Where a line of the data holds the word "Retailers", copy that line.
↓↓↓
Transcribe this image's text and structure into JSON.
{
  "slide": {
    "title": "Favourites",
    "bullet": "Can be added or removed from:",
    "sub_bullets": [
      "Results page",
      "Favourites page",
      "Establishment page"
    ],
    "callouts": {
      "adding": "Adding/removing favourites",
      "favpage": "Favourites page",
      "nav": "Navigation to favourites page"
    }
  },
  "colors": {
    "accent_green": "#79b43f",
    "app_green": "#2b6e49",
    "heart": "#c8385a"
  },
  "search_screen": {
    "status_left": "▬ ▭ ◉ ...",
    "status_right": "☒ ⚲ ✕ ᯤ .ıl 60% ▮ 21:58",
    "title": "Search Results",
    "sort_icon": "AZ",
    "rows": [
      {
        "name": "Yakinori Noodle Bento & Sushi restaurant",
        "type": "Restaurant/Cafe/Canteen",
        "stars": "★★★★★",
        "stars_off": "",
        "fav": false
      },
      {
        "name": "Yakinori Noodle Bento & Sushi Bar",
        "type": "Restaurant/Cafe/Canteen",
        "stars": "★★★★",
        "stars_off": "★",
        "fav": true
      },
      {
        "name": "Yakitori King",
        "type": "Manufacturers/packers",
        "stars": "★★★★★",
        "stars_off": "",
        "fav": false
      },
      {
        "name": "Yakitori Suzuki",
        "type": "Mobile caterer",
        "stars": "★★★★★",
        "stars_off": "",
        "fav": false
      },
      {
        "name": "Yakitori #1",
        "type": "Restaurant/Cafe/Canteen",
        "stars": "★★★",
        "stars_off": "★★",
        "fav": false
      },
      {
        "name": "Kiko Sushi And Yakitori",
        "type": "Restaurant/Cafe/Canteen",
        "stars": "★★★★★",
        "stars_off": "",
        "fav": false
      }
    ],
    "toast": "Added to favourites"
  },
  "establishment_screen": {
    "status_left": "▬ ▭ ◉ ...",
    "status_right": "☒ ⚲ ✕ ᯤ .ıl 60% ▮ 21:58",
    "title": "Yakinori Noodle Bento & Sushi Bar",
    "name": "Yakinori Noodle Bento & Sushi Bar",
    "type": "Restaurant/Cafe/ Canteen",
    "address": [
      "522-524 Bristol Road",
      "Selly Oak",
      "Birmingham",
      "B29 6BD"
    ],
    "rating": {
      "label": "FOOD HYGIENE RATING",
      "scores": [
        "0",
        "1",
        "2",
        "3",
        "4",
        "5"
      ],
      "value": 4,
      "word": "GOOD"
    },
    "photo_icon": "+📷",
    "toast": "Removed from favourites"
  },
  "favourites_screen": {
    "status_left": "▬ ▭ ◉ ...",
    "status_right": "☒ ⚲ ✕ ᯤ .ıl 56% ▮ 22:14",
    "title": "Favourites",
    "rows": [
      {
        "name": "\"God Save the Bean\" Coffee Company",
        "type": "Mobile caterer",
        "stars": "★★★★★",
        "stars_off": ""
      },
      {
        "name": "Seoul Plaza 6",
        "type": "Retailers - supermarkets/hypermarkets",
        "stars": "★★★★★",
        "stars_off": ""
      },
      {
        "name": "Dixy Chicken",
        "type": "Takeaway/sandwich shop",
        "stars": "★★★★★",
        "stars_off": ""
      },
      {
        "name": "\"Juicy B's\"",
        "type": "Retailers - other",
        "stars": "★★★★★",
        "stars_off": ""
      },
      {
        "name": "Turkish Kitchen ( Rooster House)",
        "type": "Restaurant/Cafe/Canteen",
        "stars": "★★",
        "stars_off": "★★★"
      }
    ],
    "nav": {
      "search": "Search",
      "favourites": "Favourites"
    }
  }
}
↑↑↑
**OUTPUT FOR THIS TASK:**
        "type": "Retailers - supermarkets/hypermarkets",
        "type": "Retailers - other",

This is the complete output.